Healthy Weight, Healthy Mind: Why Making Demands on Yourself Won’t Help You Reach Your Goals

We are pleased to bring you this regular column by Dr. David Creel, a licensed psychologist, certified clinical exercise physiologist and registered dietitian. He is also credentialed as a certified diabetes educator and the author of A Size That Fits: Lose Weight and Keep it off, One Thought at a Time (NorLightsPress, 2017).

Do you have a weight loss question for Dr. Creel? Email him at [email protected]. He may answer your question in a future column.

In the last few posts we’ve been reviewing thoughts that might interfere with achieving health goals. This week we will explore why making demands on yourself won’t help you reach your goals.

The psychologist Albert Ellis is famous for telling people to “stop shoulding on yourself.” I can’t think of an area in life where the word “should” is used more often than with diet, exercise, and weight management.

Why do we use this word? In some situations, the word should may bring good results by reminding us of things that are right and most consistent with our beliefs. I should study for my test instead of going out with my friends. Once you say this you know you’ll feel guilty if you go out. Since you don’t like feeling guilty, you stay home even though you don’t want to. Doing well on the test reinforces your strategy to use the word should.

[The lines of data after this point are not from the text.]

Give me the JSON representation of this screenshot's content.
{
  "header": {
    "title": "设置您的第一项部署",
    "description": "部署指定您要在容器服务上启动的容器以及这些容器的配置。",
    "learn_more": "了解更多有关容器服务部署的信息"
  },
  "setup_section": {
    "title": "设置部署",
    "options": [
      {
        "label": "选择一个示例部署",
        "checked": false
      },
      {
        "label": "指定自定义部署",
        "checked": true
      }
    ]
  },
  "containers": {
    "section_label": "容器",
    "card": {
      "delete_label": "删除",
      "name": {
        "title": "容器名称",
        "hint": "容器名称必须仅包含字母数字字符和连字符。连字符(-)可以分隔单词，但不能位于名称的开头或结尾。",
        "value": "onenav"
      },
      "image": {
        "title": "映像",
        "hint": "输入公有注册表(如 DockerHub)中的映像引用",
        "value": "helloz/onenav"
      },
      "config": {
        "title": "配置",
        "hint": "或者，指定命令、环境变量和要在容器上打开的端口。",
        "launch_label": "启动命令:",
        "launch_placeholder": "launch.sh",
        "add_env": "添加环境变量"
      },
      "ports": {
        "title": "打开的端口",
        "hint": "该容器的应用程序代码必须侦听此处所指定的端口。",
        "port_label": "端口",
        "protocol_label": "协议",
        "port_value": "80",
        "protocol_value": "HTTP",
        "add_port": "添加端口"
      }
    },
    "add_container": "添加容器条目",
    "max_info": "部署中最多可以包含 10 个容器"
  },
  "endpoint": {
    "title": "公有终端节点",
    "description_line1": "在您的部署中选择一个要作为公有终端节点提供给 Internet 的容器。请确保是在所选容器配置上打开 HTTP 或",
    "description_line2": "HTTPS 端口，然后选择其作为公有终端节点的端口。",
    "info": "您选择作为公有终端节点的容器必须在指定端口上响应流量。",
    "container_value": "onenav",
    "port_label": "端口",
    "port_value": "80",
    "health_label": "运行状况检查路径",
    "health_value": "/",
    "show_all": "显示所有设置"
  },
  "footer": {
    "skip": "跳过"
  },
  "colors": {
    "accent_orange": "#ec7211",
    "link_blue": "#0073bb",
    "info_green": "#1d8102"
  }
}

But sometimes, should is a way we superficially deal with a situation to make us feel a little bit better. If I am talking to my dentist and say, “I know I should floss more often,” this statement probably won’t lead to action. It’s used to relieve the embarrassment I feel for all the problems with my teeth. This type of should makes me feel like I’m doing something, even when I’m not and have no intention to. In a situation like this, using should takes the pressure off, but may actually make it less likely that I’ll change my behavior.

If you want to manage your weight long-term, shoulding yourself is not the best strategy. As in the dentist example above, it may actually prevent us from doing what’s important. Even if you have short-term success guilting yourself into action, this won’t be effective in the long run. Even if it worked, who wants to feel guilty or pressured all the time? Telling yourself you have to do something strips away your perception of freedom and can lead to feeling disgruntled and even angry.

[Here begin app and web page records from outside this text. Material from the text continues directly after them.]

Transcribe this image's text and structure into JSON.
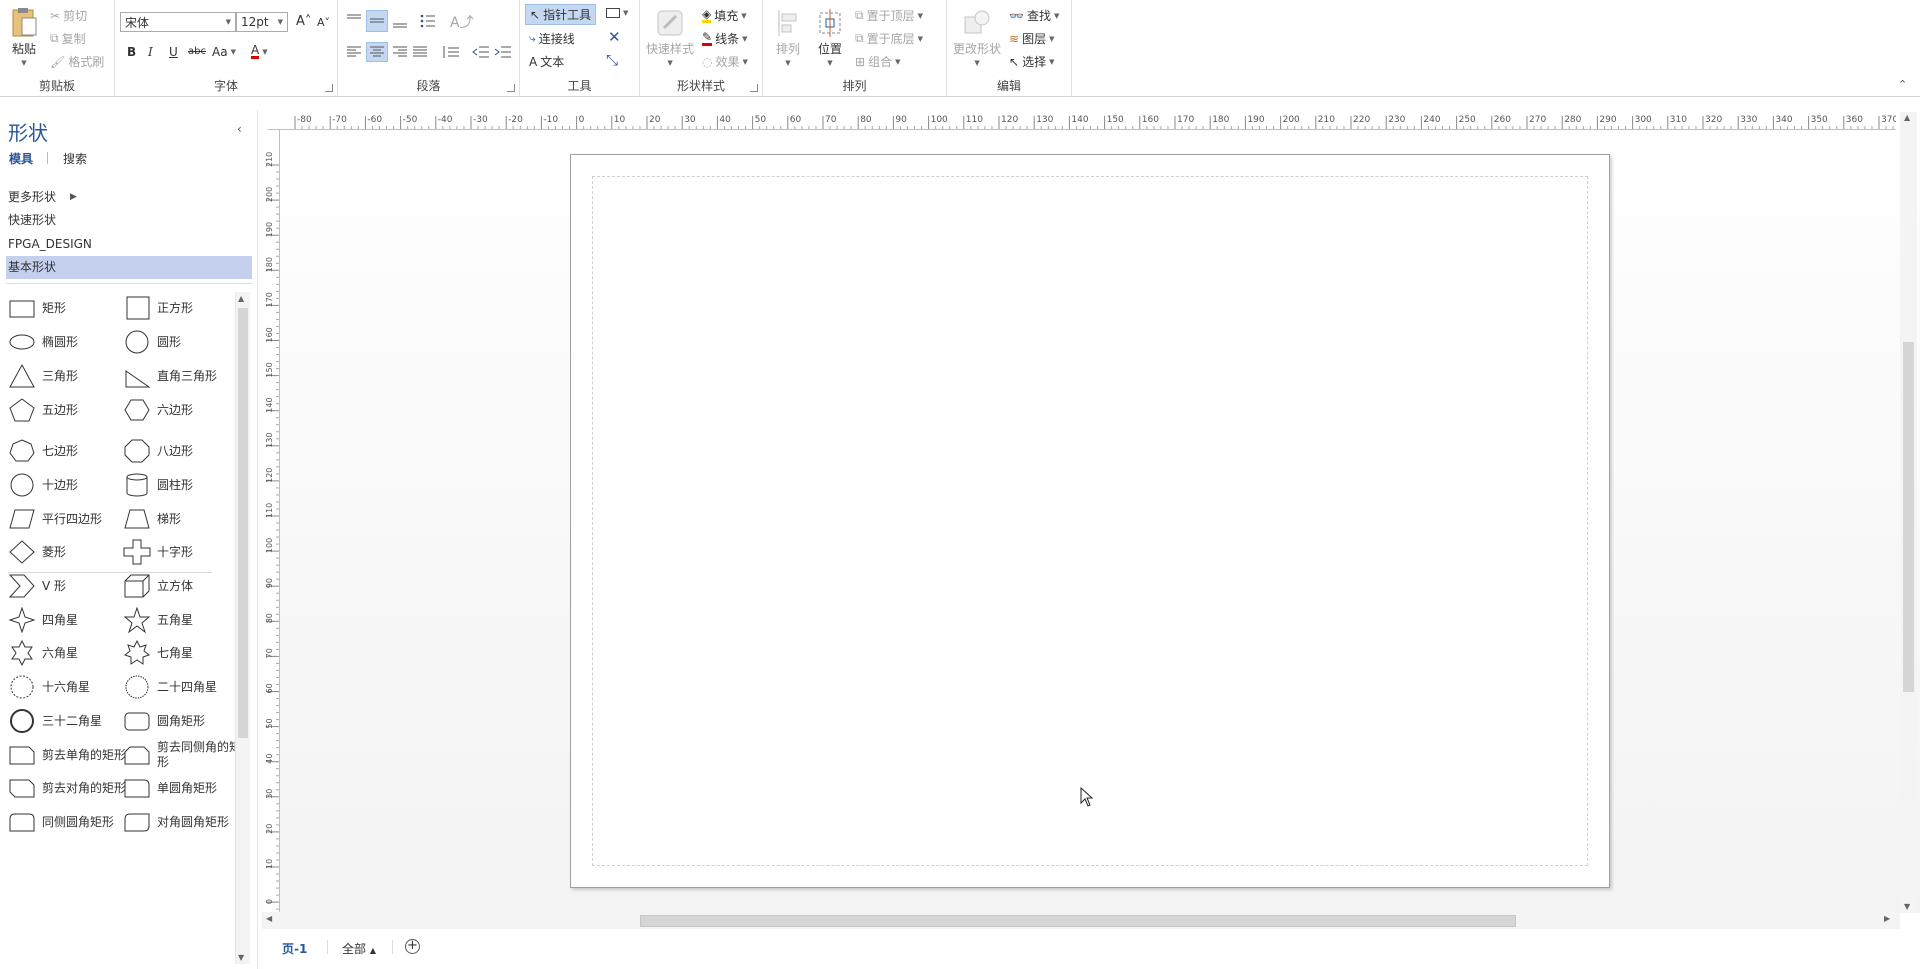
{
  "ribbon": {
    "clipboard": {
      "label": "剪贴板",
      "paste": "粘贴",
      "cut": "剪切",
      "copy": "复制",
      "format_painter": "格式刷"
    },
    "font": {
      "label": "字体",
      "font_name": "宋体",
      "font_size": "12pt",
      "bold": "B",
      "italic": "I",
      "underline": "U",
      "strike": "abc",
      "case": "Aa",
      "color_letter": "A"
    },
    "paragraph": {
      "label": "段落"
    },
    "tools": {
      "label": "工具",
      "pointer": "指针工具",
      "connector": "连接线",
      "text": "文本"
    },
    "shape_styles": {
      "label": "形状样式",
      "quick_styles": "快速样式",
      "fill": "填充",
      "line": "线条",
      "effects": "效果"
    },
    "arrange": {
      "label": "排列",
      "align": "排列",
      "position": "位置",
      "bring_front": "置于顶层",
      "send_back": "置于底层",
      "group": "组合"
    },
    "editing": {
      "label": "编辑",
      "change_shape": "更改形状",
      "find": "查找",
      "layers": "图层",
      "select": "选择"
    }
  },
  "pane": {
    "title": "形状",
    "tabs": [
      "模具",
      "搜索"
    ],
    "stencils": [
      "更多形状",
      "快速形状",
      "FPGA_DESIGN",
      "基本形状"
    ],
    "active_stencil_index": 3,
    "shapes": [
      "矩形",
      "正方形",
      "椭圆形",
      "圆形",
      "三角形",
      "直角三角形",
      "五边形",
      "六边形",
      "七边形",
      "八边形",
      "十边形",
      "圆柱形",
      "平行四边形",
      "梯形",
      "菱形",
      "十字形",
      "V 形",
      "立方体",
      "四角星",
      "五角星",
      "六角星",
      "七角星",
      "十六角星",
      "二十四角星",
      "三十二角星",
      "圆角矩形",
      "剪去单角的矩形",
      "剪去同侧角的矩形",
      "剪去对角的矩形",
      "单圆角矩形",
      "同侧圆角矩形",
      "对角圆角矩形"
    ]
  },
  "rulers": {
    "h_ticks": [
      "-80",
      "-70",
      "-60",
      "-50",
      "-40",
      "-30",
      "-20",
      "-10",
      "0",
      "10",
      "20",
      "30",
      "40",
      "50",
      "60",
      "70",
      "80",
      "90",
      "100",
      "110",
      "120",
      "130",
      "140",
      "150",
      "160",
      "170",
      "180",
      "190",
      "200",
      "210",
      "220",
      "230",
      "240",
      "250",
      "260",
      "270",
      "280",
      "290",
      "300",
      "310",
      "320",
      "330",
      "340",
      "350",
      "360",
      "370"
    ],
    "v_ticks": [
      "210",
      "200",
      "190",
      "180",
      "170",
      "160",
      "150",
      "140",
      "130",
      "120",
      "110",
      "100",
      "90",
      "80",
      "70",
      "60",
      "50",
      "40",
      "30",
      "20",
      "10",
      "0"
    ]
  },
  "page_tabs": {
    "current": "页-1",
    "all": "全部"
  }
}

Imagine if the Christmas-time bell ringer for the Salvation Army stopped you at the grocery store, shook his fist at you, and said, “I know you have enough money to contribute to help us. You should stop thinking so much about yourself and your family and give to those who barely have enough to eat or don’t have a home to live in.”

Telling yourself you have to do something strips away your perception of freedom and can lead to feeling disgruntled and even angry.

How would you respond? I suspect you’d react in one of two ways: Either you’d walk on by (even if you were considering a donation before he started his diatribe), or you’d feel guilty enough to reluctantly throw some cash into the red container. No matter what you decided to do, you wouldn’t feel good about the bell ringer—and next time you’d probably use a different entrance to avoid the red kettle.

No one likes being strong-armed, so why do it to yourself? Telling yourself you should eat and exercise in a certain way will make those activities less desirable. You’re almost certain to (1) rebel against yourself, or (2) engage in exercise and dieting with a chip on your shoulder. Either way, you won’t be able to keep this going very long.

In a way, you’re telling yourself you aren’t smart enough, good enough, or disciplined enough to make choices based on what you truly want.

If I tell myself, “I should have an apple, not the cake,” I end up losing no matter which food I choose. If I eat the apple I feel deprived. If I eat the cake I feel guilty. If I eat both of them I feel even worse.

Maybe you substitute a different word for should:

I have to

I need to

I ought to

I’m supposed to

These phrases yield the same results. If we want to make lasting behavior changes and feel good about it, we need to stop talking to ourselves that way. Be nice to yourself. A simple change in words can make all the difference. Instead of using those demanding should words, try something like this:

I could have the apple or I could have the cake.

I could go to the gym or I could stay home.

I can take the elevator or walk up the stairs.

I could order dessert or wait until later.

You are giving yourself a choice — not a command. With this approach you can weigh the options, looking at the pros, cons, and consequence of each decision. Sometimes you might decide on the cake, but you needn’t feel guilty if you figured out how it could work within your larger goal of being healthy. If you decide on the apple you don’t need to feel deprived, because you decided it was the best decision.

As you go through the day, watch for the times you “should” yourself and try viewing these situations as a choice.